Top of MATERIAL PROVIDED
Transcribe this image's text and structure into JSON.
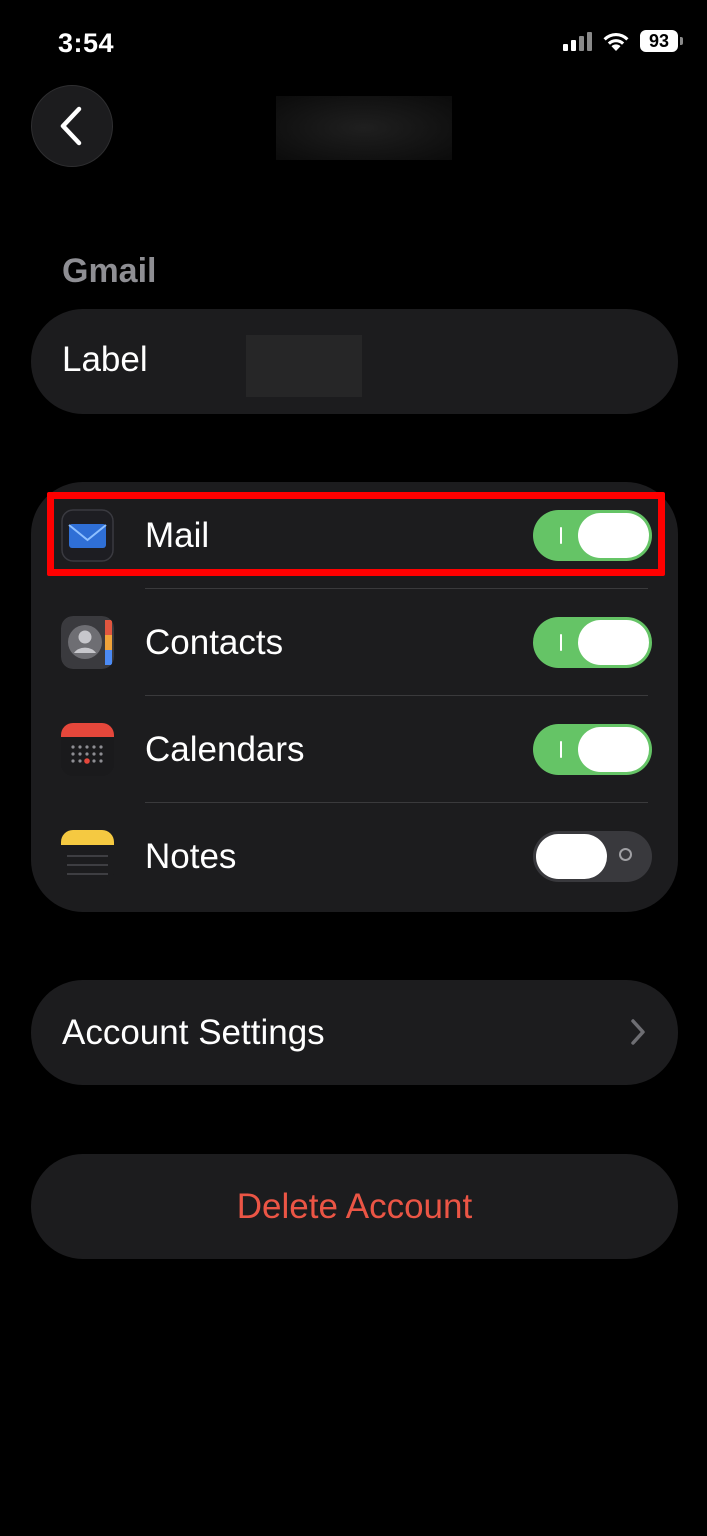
{
  "status_bar": {
    "time": "3:54",
    "battery": "93"
  },
  "nav": {
    "back_icon": "chevron-left-icon"
  },
  "section": {
    "header": "Gmail"
  },
  "label_row": {
    "label": "Label"
  },
  "toggles": [
    {
      "label": "Mail",
      "icon": "mail-icon",
      "enabled": true
    },
    {
      "label": "Contacts",
      "icon": "contacts-icon",
      "enabled": true
    },
    {
      "label": "Calendars",
      "icon": "calendar-icon",
      "enabled": true
    },
    {
      "label": "Notes",
      "icon": "notes-icon",
      "enabled": false
    }
  ],
  "account_settings": {
    "label": "Account Settings",
    "icon": "chevron-right-icon"
  },
  "delete_account": {
    "label": "Delete Account"
  },
  "colors": {
    "toggle_on": "#65c466",
    "toggle_off": "#39393d",
    "destructive": "#eb5545",
    "highlight": "#ff0000",
    "card_bg": "#1c1c1e"
  }
}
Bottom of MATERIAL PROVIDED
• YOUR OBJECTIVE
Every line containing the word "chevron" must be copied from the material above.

• SOLUTION
    "back_icon": "chevron-left-icon"
    "icon": "chevron-right-icon"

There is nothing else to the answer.